- [Problem to work on] Locate the word "System" in the material, then show every line that holds it.
=== Data extract ===
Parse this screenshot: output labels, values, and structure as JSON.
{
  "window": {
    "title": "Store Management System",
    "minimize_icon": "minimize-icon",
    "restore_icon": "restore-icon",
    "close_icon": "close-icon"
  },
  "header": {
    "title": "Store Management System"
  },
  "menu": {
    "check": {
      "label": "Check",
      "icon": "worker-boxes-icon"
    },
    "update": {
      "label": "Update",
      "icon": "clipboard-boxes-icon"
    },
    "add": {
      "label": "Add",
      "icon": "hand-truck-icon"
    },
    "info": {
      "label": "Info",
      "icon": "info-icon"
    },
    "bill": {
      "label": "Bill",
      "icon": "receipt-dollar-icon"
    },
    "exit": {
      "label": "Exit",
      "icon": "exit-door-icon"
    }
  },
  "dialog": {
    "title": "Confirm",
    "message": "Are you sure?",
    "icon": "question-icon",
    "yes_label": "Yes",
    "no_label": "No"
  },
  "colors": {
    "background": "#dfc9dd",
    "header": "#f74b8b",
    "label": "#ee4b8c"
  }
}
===
- [Answer section]
    "title": "Store Management System",
    "title": "Store Management System"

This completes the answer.